What the exercise asks: Please give back every entry in full, word for word, but none of the pictures.

Records from a data collection:
+--

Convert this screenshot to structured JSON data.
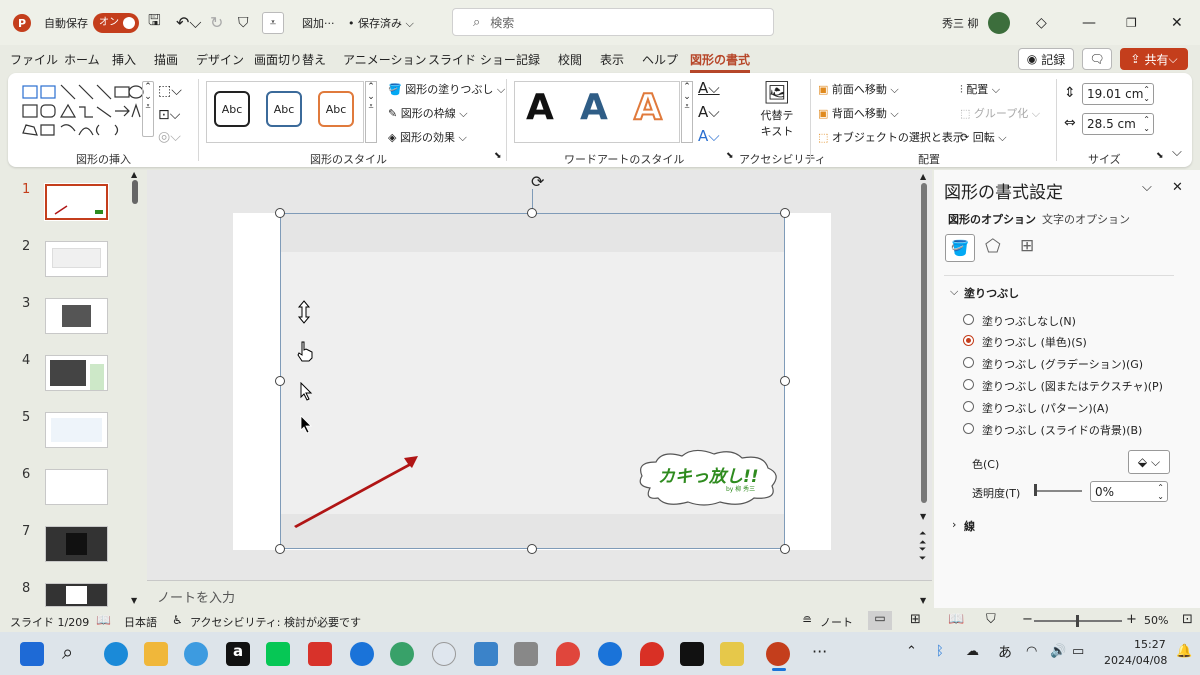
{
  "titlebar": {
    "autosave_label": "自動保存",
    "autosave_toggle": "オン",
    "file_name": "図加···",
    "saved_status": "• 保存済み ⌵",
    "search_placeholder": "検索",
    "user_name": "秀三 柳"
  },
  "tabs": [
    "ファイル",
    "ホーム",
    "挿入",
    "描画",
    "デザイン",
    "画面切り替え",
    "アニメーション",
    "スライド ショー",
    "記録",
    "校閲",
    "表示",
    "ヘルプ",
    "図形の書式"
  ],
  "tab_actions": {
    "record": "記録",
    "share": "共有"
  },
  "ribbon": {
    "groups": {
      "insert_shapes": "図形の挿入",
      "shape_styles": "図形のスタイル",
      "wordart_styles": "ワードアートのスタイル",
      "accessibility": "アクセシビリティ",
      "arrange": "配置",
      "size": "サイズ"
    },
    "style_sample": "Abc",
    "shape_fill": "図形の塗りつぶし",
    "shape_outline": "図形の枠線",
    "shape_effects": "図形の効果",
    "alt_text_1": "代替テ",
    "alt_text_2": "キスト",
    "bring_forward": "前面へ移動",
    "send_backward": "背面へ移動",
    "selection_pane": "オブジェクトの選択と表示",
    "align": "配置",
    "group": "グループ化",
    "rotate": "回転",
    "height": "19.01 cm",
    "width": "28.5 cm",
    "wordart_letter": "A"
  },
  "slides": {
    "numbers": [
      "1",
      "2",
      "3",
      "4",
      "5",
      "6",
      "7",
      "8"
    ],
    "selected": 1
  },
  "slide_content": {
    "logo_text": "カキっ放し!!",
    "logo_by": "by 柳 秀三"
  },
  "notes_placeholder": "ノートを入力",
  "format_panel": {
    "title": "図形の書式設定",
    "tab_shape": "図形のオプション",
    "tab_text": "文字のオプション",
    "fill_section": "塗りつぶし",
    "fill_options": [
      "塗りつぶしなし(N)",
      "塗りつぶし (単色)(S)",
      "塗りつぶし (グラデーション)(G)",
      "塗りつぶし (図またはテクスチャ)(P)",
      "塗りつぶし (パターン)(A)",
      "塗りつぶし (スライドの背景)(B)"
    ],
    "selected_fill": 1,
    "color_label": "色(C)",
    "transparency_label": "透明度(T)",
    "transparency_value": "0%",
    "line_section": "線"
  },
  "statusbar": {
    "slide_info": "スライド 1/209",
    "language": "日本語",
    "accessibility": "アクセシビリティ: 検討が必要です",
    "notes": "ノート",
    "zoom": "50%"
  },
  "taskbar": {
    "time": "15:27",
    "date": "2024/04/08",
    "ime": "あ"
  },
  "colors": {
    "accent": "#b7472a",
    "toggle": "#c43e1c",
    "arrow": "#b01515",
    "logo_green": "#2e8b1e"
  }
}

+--

Answer area:
Convert this screenshot to structured JSON data.
{
  "titlebar": {
    "autosave_label": "自動保存",
    "autosave_toggle": "オン",
    "file_name": "図加···",
    "saved_status": "• 保存済み ⌵",
    "search_placeholder": "検索",
    "user_name": "秀三 柳"
  },
  "tabs": [
    "ファイル",
    "ホーム",
    "挿入",
    "描画",
    "デザイン",
    "画面切り替え",
    "アニメーション",
    "スライド ショー",
    "記録",
    "校閲",
    "表示",
    "ヘルプ",
    "図形の書式"
  ],
  "tab_actions": {
    "record": "記録",
    "share": "共有"
  },
  "ribbon": {
    "groups": {
      "insert_shapes": "図形の挿入",
      "shape_styles": "図形のスタイル",
      "wordart_styles": "ワードアートのスタイル",
      "accessibility": "アクセシビリティ",
      "arrange": "配置",
      "size": "サイズ"
    },
    "style_sample": "Abc",
    "shape_fill": "図形の塗りつぶし",
    "shape_outline": "図形の枠線",
    "shape_effects": "図形の効果",
    "alt_text_1": "代替テ",
    "alt_text_2": "キスト",
    "bring_forward": "前面へ移動",
    "send_backward": "背面へ移動",
    "selection_pane": "オブジェクトの選択と表示",
    "align": "配置",
    "group": "グループ化",
    "rotate": "回転",
    "height": "19.01 cm",
    "width": "28.5 cm",
    "wordart_letter": "A"
  },
  "slides": {
    "numbers": [
      "1",
      "2",
      "3",
      "4",
      "5",
      "6",
      "7",
      "8"
    ],
    "selected": 1
  },
  "slide_content": {
    "logo_text": "カキっ放し!!",
    "logo_by": "by 柳 秀三"
  },
  "notes_placeholder": "ノートを入力",
  "format_panel": {
    "title": "図形の書式設定",
    "tab_shape": "図形のオプション",
    "tab_text": "文字のオプション",
    "fill_section": "塗りつぶし",
    "fill_options": [
      "塗りつぶしなし(N)",
      "塗りつぶし (単色)(S)",
      "塗りつぶし (グラデーション)(G)",
      "塗りつぶし (図またはテクスチャ)(P)",
      "塗りつぶし (パターン)(A)",
      "塗りつぶし (スライドの背景)(B)"
    ],
    "selected_fill": 1,
    "color_label": "色(C)",
    "transparency_label": "透明度(T)",
    "transparency_value": "0%",
    "line_section": "線"
  },
  "statusbar": {
    "slide_info": "スライド 1/209",
    "language": "日本語",
    "accessibility": "アクセシビリティ: 検討が必要です",
    "notes": "ノート",
    "zoom": "50%"
  },
  "taskbar": {
    "time": "15:27",
    "date": "2024/04/08",
    "ime": "あ"
  },
  "colors": {
    "accent": "#b7472a",
    "toggle": "#c43e1c",
    "arrow": "#b01515",
    "logo_green": "#2e8b1e"
  }
}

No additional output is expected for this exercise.